[WORK TO BE COMPLETED]
Would you give the listing again exactly as written, minus its pictures?

[RECORDS]
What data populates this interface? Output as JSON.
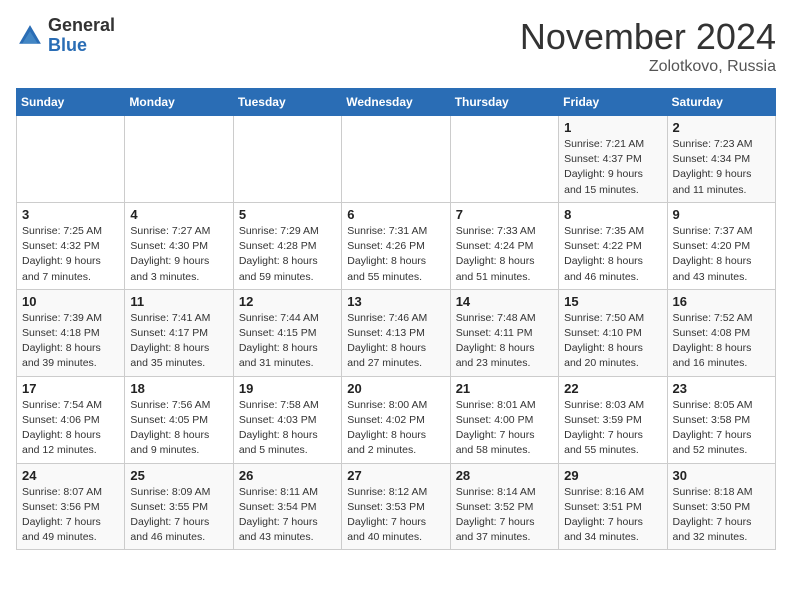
{
  "header": {
    "logo_general": "General",
    "logo_blue": "Blue",
    "month_title": "November 2024",
    "location": "Zolotkovo, Russia"
  },
  "days_of_week": [
    "Sunday",
    "Monday",
    "Tuesday",
    "Wednesday",
    "Thursday",
    "Friday",
    "Saturday"
  ],
  "weeks": [
    [
      null,
      null,
      null,
      null,
      null,
      {
        "day": "1",
        "sunrise": "Sunrise: 7:21 AM",
        "sunset": "Sunset: 4:37 PM",
        "daylight": "Daylight: 9 hours and 15 minutes."
      },
      {
        "day": "2",
        "sunrise": "Sunrise: 7:23 AM",
        "sunset": "Sunset: 4:34 PM",
        "daylight": "Daylight: 9 hours and 11 minutes."
      }
    ],
    [
      {
        "day": "3",
        "sunrise": "Sunrise: 7:25 AM",
        "sunset": "Sunset: 4:32 PM",
        "daylight": "Daylight: 9 hours and 7 minutes."
      },
      {
        "day": "4",
        "sunrise": "Sunrise: 7:27 AM",
        "sunset": "Sunset: 4:30 PM",
        "daylight": "Daylight: 9 hours and 3 minutes."
      },
      {
        "day": "5",
        "sunrise": "Sunrise: 7:29 AM",
        "sunset": "Sunset: 4:28 PM",
        "daylight": "Daylight: 8 hours and 59 minutes."
      },
      {
        "day": "6",
        "sunrise": "Sunrise: 7:31 AM",
        "sunset": "Sunset: 4:26 PM",
        "daylight": "Daylight: 8 hours and 55 minutes."
      },
      {
        "day": "7",
        "sunrise": "Sunrise: 7:33 AM",
        "sunset": "Sunset: 4:24 PM",
        "daylight": "Daylight: 8 hours and 51 minutes."
      },
      {
        "day": "8",
        "sunrise": "Sunrise: 7:35 AM",
        "sunset": "Sunset: 4:22 PM",
        "daylight": "Daylight: 8 hours and 46 minutes."
      },
      {
        "day": "9",
        "sunrise": "Sunrise: 7:37 AM",
        "sunset": "Sunset: 4:20 PM",
        "daylight": "Daylight: 8 hours and 43 minutes."
      }
    ],
    [
      {
        "day": "10",
        "sunrise": "Sunrise: 7:39 AM",
        "sunset": "Sunset: 4:18 PM",
        "daylight": "Daylight: 8 hours and 39 minutes."
      },
      {
        "day": "11",
        "sunrise": "Sunrise: 7:41 AM",
        "sunset": "Sunset: 4:17 PM",
        "daylight": "Daylight: 8 hours and 35 minutes."
      },
      {
        "day": "12",
        "sunrise": "Sunrise: 7:44 AM",
        "sunset": "Sunset: 4:15 PM",
        "daylight": "Daylight: 8 hours and 31 minutes."
      },
      {
        "day": "13",
        "sunrise": "Sunrise: 7:46 AM",
        "sunset": "Sunset: 4:13 PM",
        "daylight": "Daylight: 8 hours and 27 minutes."
      },
      {
        "day": "14",
        "sunrise": "Sunrise: 7:48 AM",
        "sunset": "Sunset: 4:11 PM",
        "daylight": "Daylight: 8 hours and 23 minutes."
      },
      {
        "day": "15",
        "sunrise": "Sunrise: 7:50 AM",
        "sunset": "Sunset: 4:10 PM",
        "daylight": "Daylight: 8 hours and 20 minutes."
      },
      {
        "day": "16",
        "sunrise": "Sunrise: 7:52 AM",
        "sunset": "Sunset: 4:08 PM",
        "daylight": "Daylight: 8 hours and 16 minutes."
      }
    ],
    [
      {
        "day": "17",
        "sunrise": "Sunrise: 7:54 AM",
        "sunset": "Sunset: 4:06 PM",
        "daylight": "Daylight: 8 hours and 12 minutes."
      },
      {
        "day": "18",
        "sunrise": "Sunrise: 7:56 AM",
        "sunset": "Sunset: 4:05 PM",
        "daylight": "Daylight: 8 hours and 9 minutes."
      },
      {
        "day": "19",
        "sunrise": "Sunrise: 7:58 AM",
        "sunset": "Sunset: 4:03 PM",
        "daylight": "Daylight: 8 hours and 5 minutes."
      },
      {
        "day": "20",
        "sunrise": "Sunrise: 8:00 AM",
        "sunset": "Sunset: 4:02 PM",
        "daylight": "Daylight: 8 hours and 2 minutes."
      },
      {
        "day": "21",
        "sunrise": "Sunrise: 8:01 AM",
        "sunset": "Sunset: 4:00 PM",
        "daylight": "Daylight: 7 hours and 58 minutes."
      },
      {
        "day": "22",
        "sunrise": "Sunrise: 8:03 AM",
        "sunset": "Sunset: 3:59 PM",
        "daylight": "Daylight: 7 hours and 55 minutes."
      },
      {
        "day": "23",
        "sunrise": "Sunrise: 8:05 AM",
        "sunset": "Sunset: 3:58 PM",
        "daylight": "Daylight: 7 hours and 52 minutes."
      }
    ],
    [
      {
        "day": "24",
        "sunrise": "Sunrise: 8:07 AM",
        "sunset": "Sunset: 3:56 PM",
        "daylight": "Daylight: 7 hours and 49 minutes."
      },
      {
        "day": "25",
        "sunrise": "Sunrise: 8:09 AM",
        "sunset": "Sunset: 3:55 PM",
        "daylight": "Daylight: 7 hours and 46 minutes."
      },
      {
        "day": "26",
        "sunrise": "Sunrise: 8:11 AM",
        "sunset": "Sunset: 3:54 PM",
        "daylight": "Daylight: 7 hours and 43 minutes."
      },
      {
        "day": "27",
        "sunrise": "Sunrise: 8:12 AM",
        "sunset": "Sunset: 3:53 PM",
        "daylight": "Daylight: 7 hours and 40 minutes."
      },
      {
        "day": "28",
        "sunrise": "Sunrise: 8:14 AM",
        "sunset": "Sunset: 3:52 PM",
        "daylight": "Daylight: 7 hours and 37 minutes."
      },
      {
        "day": "29",
        "sunrise": "Sunrise: 8:16 AM",
        "sunset": "Sunset: 3:51 PM",
        "daylight": "Daylight: 7 hours and 34 minutes."
      },
      {
        "day": "30",
        "sunrise": "Sunrise: 8:18 AM",
        "sunset": "Sunset: 3:50 PM",
        "daylight": "Daylight: 7 hours and 32 minutes."
      }
    ]
  ]
}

[PROBLEM SOLUTION]
What data populates this interface? Output as JSON.
{
  "header": {
    "logo_general": "General",
    "logo_blue": "Blue",
    "month_title": "November 2024",
    "location": "Zolotkovo, Russia"
  },
  "days_of_week": [
    "Sunday",
    "Monday",
    "Tuesday",
    "Wednesday",
    "Thursday",
    "Friday",
    "Saturday"
  ],
  "weeks": [
    [
      null,
      null,
      null,
      null,
      null,
      {
        "day": "1",
        "sunrise": "Sunrise: 7:21 AM",
        "sunset": "Sunset: 4:37 PM",
        "daylight": "Daylight: 9 hours and 15 minutes."
      },
      {
        "day": "2",
        "sunrise": "Sunrise: 7:23 AM",
        "sunset": "Sunset: 4:34 PM",
        "daylight": "Daylight: 9 hours and 11 minutes."
      }
    ],
    [
      {
        "day": "3",
        "sunrise": "Sunrise: 7:25 AM",
        "sunset": "Sunset: 4:32 PM",
        "daylight": "Daylight: 9 hours and 7 minutes."
      },
      {
        "day": "4",
        "sunrise": "Sunrise: 7:27 AM",
        "sunset": "Sunset: 4:30 PM",
        "daylight": "Daylight: 9 hours and 3 minutes."
      },
      {
        "day": "5",
        "sunrise": "Sunrise: 7:29 AM",
        "sunset": "Sunset: 4:28 PM",
        "daylight": "Daylight: 8 hours and 59 minutes."
      },
      {
        "day": "6",
        "sunrise": "Sunrise: 7:31 AM",
        "sunset": "Sunset: 4:26 PM",
        "daylight": "Daylight: 8 hours and 55 minutes."
      },
      {
        "day": "7",
        "sunrise": "Sunrise: 7:33 AM",
        "sunset": "Sunset: 4:24 PM",
        "daylight": "Daylight: 8 hours and 51 minutes."
      },
      {
        "day": "8",
        "sunrise": "Sunrise: 7:35 AM",
        "sunset": "Sunset: 4:22 PM",
        "daylight": "Daylight: 8 hours and 46 minutes."
      },
      {
        "day": "9",
        "sunrise": "Sunrise: 7:37 AM",
        "sunset": "Sunset: 4:20 PM",
        "daylight": "Daylight: 8 hours and 43 minutes."
      }
    ],
    [
      {
        "day": "10",
        "sunrise": "Sunrise: 7:39 AM",
        "sunset": "Sunset: 4:18 PM",
        "daylight": "Daylight: 8 hours and 39 minutes."
      },
      {
        "day": "11",
        "sunrise": "Sunrise: 7:41 AM",
        "sunset": "Sunset: 4:17 PM",
        "daylight": "Daylight: 8 hours and 35 minutes."
      },
      {
        "day": "12",
        "sunrise": "Sunrise: 7:44 AM",
        "sunset": "Sunset: 4:15 PM",
        "daylight": "Daylight: 8 hours and 31 minutes."
      },
      {
        "day": "13",
        "sunrise": "Sunrise: 7:46 AM",
        "sunset": "Sunset: 4:13 PM",
        "daylight": "Daylight: 8 hours and 27 minutes."
      },
      {
        "day": "14",
        "sunrise": "Sunrise: 7:48 AM",
        "sunset": "Sunset: 4:11 PM",
        "daylight": "Daylight: 8 hours and 23 minutes."
      },
      {
        "day": "15",
        "sunrise": "Sunrise: 7:50 AM",
        "sunset": "Sunset: 4:10 PM",
        "daylight": "Daylight: 8 hours and 20 minutes."
      },
      {
        "day": "16",
        "sunrise": "Sunrise: 7:52 AM",
        "sunset": "Sunset: 4:08 PM",
        "daylight": "Daylight: 8 hours and 16 minutes."
      }
    ],
    [
      {
        "day": "17",
        "sunrise": "Sunrise: 7:54 AM",
        "sunset": "Sunset: 4:06 PM",
        "daylight": "Daylight: 8 hours and 12 minutes."
      },
      {
        "day": "18",
        "sunrise": "Sunrise: 7:56 AM",
        "sunset": "Sunset: 4:05 PM",
        "daylight": "Daylight: 8 hours and 9 minutes."
      },
      {
        "day": "19",
        "sunrise": "Sunrise: 7:58 AM",
        "sunset": "Sunset: 4:03 PM",
        "daylight": "Daylight: 8 hours and 5 minutes."
      },
      {
        "day": "20",
        "sunrise": "Sunrise: 8:00 AM",
        "sunset": "Sunset: 4:02 PM",
        "daylight": "Daylight: 8 hours and 2 minutes."
      },
      {
        "day": "21",
        "sunrise": "Sunrise: 8:01 AM",
        "sunset": "Sunset: 4:00 PM",
        "daylight": "Daylight: 7 hours and 58 minutes."
      },
      {
        "day": "22",
        "sunrise": "Sunrise: 8:03 AM",
        "sunset": "Sunset: 3:59 PM",
        "daylight": "Daylight: 7 hours and 55 minutes."
      },
      {
        "day": "23",
        "sunrise": "Sunrise: 8:05 AM",
        "sunset": "Sunset: 3:58 PM",
        "daylight": "Daylight: 7 hours and 52 minutes."
      }
    ],
    [
      {
        "day": "24",
        "sunrise": "Sunrise: 8:07 AM",
        "sunset": "Sunset: 3:56 PM",
        "daylight": "Daylight: 7 hours and 49 minutes."
      },
      {
        "day": "25",
        "sunrise": "Sunrise: 8:09 AM",
        "sunset": "Sunset: 3:55 PM",
        "daylight": "Daylight: 7 hours and 46 minutes."
      },
      {
        "day": "26",
        "sunrise": "Sunrise: 8:11 AM",
        "sunset": "Sunset: 3:54 PM",
        "daylight": "Daylight: 7 hours and 43 minutes."
      },
      {
        "day": "27",
        "sunrise": "Sunrise: 8:12 AM",
        "sunset": "Sunset: 3:53 PM",
        "daylight": "Daylight: 7 hours and 40 minutes."
      },
      {
        "day": "28",
        "sunrise": "Sunrise: 8:14 AM",
        "sunset": "Sunset: 3:52 PM",
        "daylight": "Daylight: 7 hours and 37 minutes."
      },
      {
        "day": "29",
        "sunrise": "Sunrise: 8:16 AM",
        "sunset": "Sunset: 3:51 PM",
        "daylight": "Daylight: 7 hours and 34 minutes."
      },
      {
        "day": "30",
        "sunrise": "Sunrise: 8:18 AM",
        "sunset": "Sunset: 3:50 PM",
        "daylight": "Daylight: 7 hours and 32 minutes."
      }
    ]
  ]
}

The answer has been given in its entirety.